Start of Extracted information

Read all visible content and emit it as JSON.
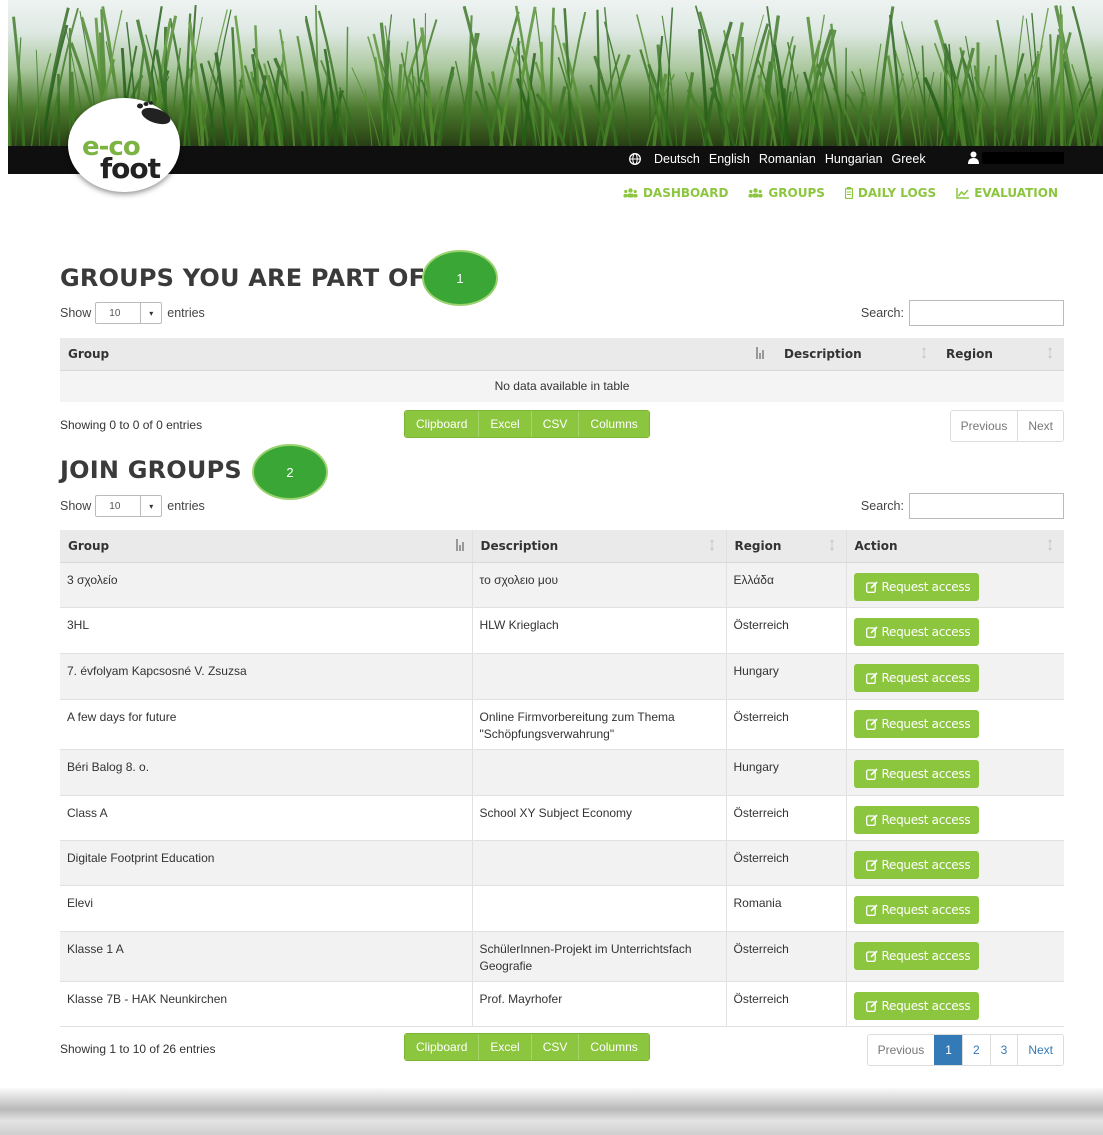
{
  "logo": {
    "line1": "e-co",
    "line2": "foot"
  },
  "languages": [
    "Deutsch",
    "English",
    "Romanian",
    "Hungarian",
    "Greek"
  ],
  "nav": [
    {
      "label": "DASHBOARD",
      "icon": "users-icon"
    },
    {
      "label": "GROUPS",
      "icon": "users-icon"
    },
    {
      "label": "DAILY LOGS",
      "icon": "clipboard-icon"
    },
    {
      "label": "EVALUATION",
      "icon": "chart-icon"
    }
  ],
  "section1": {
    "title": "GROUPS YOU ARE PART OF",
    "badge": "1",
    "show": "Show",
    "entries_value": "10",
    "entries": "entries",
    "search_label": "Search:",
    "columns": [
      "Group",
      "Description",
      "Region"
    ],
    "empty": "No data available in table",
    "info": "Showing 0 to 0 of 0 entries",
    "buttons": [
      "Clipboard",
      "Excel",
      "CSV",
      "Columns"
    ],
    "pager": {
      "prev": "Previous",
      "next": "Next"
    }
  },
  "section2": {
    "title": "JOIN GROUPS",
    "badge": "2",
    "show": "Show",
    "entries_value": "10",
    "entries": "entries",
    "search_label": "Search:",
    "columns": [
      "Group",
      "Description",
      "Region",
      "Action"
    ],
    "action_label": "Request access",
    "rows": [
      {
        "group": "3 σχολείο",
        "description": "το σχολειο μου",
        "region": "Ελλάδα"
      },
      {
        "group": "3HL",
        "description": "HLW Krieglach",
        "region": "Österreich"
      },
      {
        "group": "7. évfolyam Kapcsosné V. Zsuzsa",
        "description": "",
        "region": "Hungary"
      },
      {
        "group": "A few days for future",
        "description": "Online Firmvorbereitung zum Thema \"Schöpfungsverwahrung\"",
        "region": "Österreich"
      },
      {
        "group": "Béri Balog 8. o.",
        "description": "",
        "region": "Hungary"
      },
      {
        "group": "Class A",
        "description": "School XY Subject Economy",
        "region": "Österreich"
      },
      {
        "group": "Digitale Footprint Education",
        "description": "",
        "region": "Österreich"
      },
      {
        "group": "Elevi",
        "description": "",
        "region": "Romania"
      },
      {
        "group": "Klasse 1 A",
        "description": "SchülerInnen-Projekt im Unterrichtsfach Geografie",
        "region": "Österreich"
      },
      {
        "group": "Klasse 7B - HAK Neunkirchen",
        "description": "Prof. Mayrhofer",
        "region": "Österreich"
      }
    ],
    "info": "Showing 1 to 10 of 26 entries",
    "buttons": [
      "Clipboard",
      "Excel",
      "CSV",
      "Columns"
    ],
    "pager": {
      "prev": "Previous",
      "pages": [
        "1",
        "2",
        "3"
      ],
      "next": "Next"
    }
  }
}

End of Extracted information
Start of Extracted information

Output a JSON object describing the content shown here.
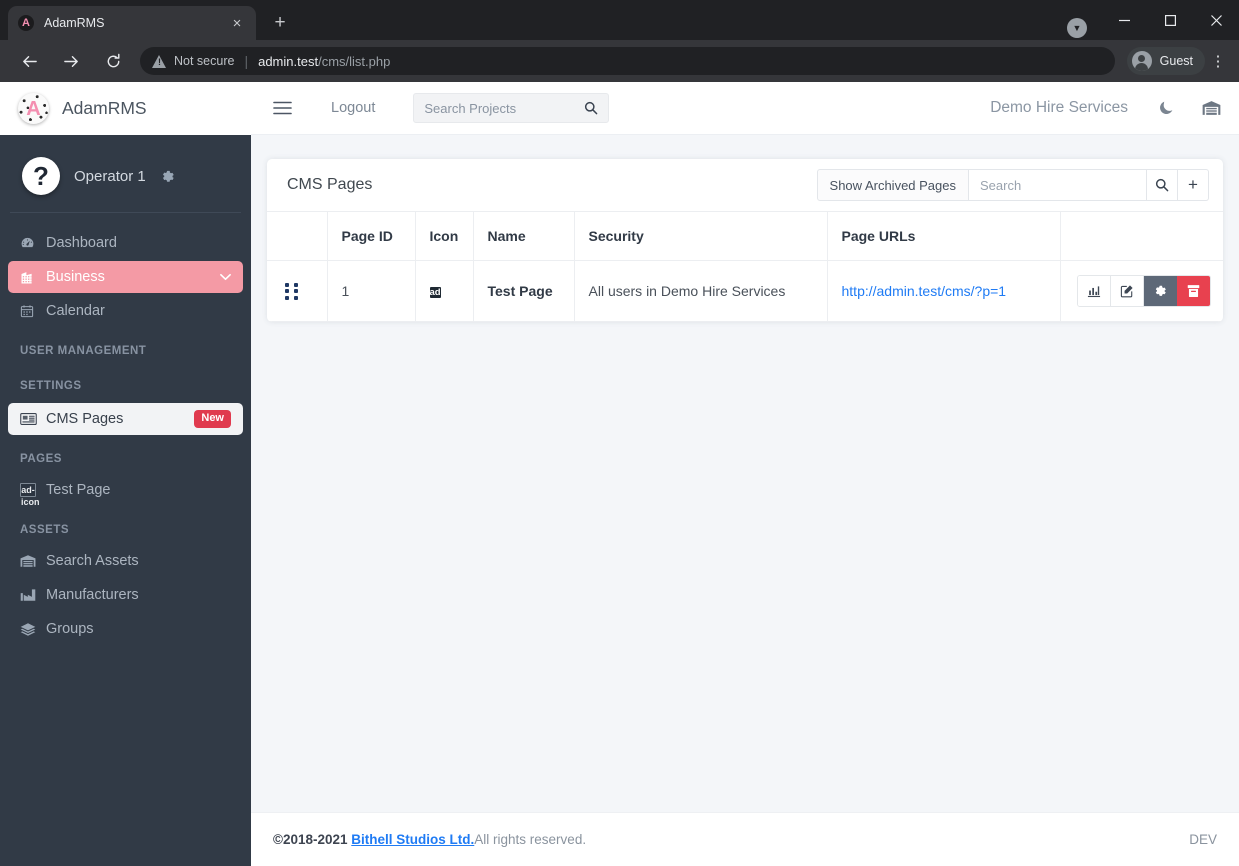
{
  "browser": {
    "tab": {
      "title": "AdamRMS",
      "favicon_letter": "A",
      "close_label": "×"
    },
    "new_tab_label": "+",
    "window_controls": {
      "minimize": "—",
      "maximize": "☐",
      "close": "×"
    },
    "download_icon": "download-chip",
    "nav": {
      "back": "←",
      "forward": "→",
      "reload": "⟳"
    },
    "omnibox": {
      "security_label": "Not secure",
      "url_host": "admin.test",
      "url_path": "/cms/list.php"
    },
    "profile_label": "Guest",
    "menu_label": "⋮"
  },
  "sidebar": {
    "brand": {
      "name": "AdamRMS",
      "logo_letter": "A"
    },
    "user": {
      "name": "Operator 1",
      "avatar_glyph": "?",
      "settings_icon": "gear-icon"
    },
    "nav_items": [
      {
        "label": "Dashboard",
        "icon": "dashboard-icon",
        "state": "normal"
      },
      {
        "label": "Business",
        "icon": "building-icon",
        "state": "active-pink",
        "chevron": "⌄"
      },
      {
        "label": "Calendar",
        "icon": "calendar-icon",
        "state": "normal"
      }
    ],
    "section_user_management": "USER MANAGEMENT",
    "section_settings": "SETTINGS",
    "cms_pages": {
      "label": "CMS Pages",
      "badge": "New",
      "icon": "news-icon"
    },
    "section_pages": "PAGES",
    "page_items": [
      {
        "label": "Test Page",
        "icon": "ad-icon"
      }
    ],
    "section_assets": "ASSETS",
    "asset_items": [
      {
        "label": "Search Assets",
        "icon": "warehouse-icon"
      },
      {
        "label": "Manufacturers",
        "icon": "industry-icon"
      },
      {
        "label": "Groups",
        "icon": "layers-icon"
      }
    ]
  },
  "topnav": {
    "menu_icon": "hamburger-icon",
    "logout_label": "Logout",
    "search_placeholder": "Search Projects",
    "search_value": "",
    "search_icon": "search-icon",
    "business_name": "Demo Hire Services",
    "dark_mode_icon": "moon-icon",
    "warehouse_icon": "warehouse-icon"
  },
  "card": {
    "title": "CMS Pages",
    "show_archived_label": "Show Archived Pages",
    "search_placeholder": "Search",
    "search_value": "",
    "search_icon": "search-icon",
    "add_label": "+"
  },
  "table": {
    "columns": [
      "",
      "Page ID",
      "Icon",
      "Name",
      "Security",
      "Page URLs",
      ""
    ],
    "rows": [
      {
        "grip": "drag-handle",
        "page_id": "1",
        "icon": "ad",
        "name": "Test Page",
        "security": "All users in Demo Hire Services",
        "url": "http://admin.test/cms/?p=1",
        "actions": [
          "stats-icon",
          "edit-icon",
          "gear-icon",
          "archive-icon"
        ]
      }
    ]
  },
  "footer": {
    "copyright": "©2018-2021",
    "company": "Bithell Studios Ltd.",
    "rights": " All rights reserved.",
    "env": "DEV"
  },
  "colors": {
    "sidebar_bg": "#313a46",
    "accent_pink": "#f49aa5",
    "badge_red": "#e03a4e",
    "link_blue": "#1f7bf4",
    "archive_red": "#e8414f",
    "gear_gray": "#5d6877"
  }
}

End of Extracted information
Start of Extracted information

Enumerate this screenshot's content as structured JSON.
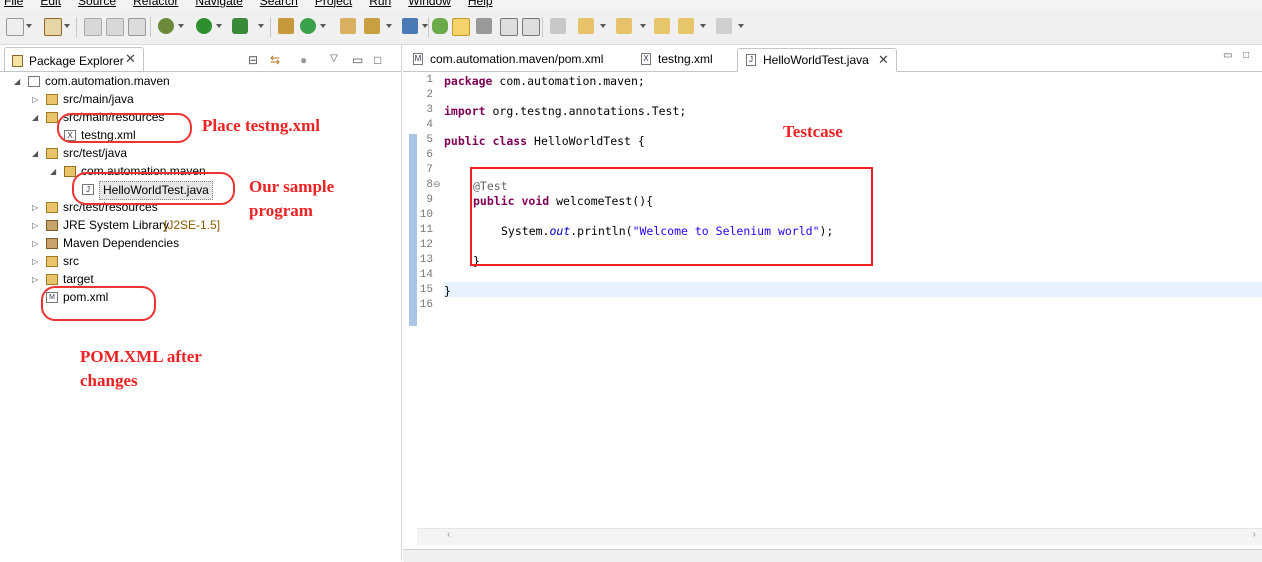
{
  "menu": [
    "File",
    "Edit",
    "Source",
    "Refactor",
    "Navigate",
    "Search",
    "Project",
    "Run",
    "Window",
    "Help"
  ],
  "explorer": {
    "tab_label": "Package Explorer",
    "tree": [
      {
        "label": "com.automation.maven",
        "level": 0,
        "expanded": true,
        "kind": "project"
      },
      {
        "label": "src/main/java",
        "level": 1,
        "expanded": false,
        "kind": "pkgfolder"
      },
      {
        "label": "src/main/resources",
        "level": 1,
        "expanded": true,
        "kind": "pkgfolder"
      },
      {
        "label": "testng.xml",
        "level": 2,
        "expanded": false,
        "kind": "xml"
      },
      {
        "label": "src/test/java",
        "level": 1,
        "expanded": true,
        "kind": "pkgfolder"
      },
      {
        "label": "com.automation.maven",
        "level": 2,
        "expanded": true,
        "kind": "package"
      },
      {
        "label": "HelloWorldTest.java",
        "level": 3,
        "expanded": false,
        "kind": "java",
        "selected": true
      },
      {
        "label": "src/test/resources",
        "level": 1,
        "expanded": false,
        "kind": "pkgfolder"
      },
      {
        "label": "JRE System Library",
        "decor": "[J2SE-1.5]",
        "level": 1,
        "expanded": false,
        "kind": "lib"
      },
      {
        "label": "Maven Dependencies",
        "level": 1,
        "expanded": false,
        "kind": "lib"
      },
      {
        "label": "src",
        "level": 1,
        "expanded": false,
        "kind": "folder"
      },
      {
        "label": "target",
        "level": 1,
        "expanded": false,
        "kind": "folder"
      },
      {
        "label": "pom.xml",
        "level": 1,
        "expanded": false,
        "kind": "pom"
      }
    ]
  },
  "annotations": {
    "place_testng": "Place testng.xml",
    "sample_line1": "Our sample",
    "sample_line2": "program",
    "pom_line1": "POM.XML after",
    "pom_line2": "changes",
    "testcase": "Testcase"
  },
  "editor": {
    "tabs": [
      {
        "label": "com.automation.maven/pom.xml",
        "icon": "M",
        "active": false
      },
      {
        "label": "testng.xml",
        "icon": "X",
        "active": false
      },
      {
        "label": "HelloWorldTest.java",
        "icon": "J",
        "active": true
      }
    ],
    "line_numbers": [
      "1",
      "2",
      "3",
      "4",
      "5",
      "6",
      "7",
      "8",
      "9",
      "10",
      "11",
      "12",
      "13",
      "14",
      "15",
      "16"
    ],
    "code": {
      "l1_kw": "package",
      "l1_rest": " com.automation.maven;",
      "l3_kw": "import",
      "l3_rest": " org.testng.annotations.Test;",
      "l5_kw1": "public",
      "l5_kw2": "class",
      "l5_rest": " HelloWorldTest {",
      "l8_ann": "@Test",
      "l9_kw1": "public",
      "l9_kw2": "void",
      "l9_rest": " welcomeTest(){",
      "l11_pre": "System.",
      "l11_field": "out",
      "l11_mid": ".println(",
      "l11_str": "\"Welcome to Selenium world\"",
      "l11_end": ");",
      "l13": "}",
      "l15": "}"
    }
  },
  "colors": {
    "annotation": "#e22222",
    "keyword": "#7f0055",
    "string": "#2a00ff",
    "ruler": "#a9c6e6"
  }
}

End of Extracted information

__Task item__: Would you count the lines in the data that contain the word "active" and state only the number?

__Response to the exercise__: 4